### Material for the task
*-*-*

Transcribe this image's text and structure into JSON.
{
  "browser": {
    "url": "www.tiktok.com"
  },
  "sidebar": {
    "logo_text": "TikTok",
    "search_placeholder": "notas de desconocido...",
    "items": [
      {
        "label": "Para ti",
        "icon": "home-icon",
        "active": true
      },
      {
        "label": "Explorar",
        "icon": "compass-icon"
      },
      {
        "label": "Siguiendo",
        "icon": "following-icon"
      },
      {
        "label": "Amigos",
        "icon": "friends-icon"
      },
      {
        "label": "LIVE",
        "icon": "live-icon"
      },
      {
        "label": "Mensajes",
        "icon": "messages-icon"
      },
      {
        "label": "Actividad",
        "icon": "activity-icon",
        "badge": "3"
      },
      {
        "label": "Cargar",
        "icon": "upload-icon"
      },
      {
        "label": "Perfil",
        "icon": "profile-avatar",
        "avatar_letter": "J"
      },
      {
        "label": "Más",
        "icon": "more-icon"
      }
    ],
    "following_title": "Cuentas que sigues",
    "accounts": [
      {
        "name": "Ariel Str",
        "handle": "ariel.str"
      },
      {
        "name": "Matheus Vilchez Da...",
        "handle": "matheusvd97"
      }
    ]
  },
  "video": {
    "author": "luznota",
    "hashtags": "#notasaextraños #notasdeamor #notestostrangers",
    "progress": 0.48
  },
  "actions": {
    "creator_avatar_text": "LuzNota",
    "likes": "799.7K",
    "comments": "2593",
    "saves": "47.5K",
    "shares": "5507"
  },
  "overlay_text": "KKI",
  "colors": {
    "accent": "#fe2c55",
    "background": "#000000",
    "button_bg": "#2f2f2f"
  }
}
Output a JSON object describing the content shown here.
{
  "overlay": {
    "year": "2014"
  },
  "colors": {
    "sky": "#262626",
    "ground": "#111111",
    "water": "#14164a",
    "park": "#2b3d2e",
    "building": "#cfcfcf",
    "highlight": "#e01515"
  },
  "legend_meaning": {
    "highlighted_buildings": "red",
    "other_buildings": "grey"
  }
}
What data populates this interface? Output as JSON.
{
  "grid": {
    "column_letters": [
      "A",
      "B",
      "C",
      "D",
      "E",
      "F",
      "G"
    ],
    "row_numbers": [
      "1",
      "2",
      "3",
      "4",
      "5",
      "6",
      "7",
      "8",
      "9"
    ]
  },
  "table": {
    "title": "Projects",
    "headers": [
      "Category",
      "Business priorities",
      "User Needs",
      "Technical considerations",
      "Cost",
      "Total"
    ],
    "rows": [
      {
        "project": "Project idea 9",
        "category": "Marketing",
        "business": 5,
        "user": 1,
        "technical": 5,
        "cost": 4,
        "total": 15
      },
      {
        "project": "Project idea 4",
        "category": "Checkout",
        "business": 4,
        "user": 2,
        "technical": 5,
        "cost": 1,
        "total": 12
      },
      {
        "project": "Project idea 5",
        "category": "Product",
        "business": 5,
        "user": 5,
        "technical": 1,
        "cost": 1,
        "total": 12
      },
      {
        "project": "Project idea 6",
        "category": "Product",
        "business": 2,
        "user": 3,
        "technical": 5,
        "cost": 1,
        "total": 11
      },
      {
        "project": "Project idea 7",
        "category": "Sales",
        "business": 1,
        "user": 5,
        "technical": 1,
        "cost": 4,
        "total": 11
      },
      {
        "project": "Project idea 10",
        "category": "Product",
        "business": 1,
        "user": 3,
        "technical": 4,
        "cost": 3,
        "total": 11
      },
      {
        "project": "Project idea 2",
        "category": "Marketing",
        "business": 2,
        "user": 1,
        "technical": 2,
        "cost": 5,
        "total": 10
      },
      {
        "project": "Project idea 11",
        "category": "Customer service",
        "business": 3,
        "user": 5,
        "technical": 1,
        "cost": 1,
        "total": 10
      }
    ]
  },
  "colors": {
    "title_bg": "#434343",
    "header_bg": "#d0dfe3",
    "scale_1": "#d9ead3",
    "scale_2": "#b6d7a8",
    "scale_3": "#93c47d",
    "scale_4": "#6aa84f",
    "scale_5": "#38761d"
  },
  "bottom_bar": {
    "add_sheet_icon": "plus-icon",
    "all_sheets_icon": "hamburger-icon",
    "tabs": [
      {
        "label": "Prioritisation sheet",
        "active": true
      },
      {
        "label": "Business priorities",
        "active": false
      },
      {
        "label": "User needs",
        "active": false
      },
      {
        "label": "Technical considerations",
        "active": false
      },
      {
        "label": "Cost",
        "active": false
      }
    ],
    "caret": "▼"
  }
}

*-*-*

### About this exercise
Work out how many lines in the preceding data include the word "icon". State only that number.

### Answer to the exercise
12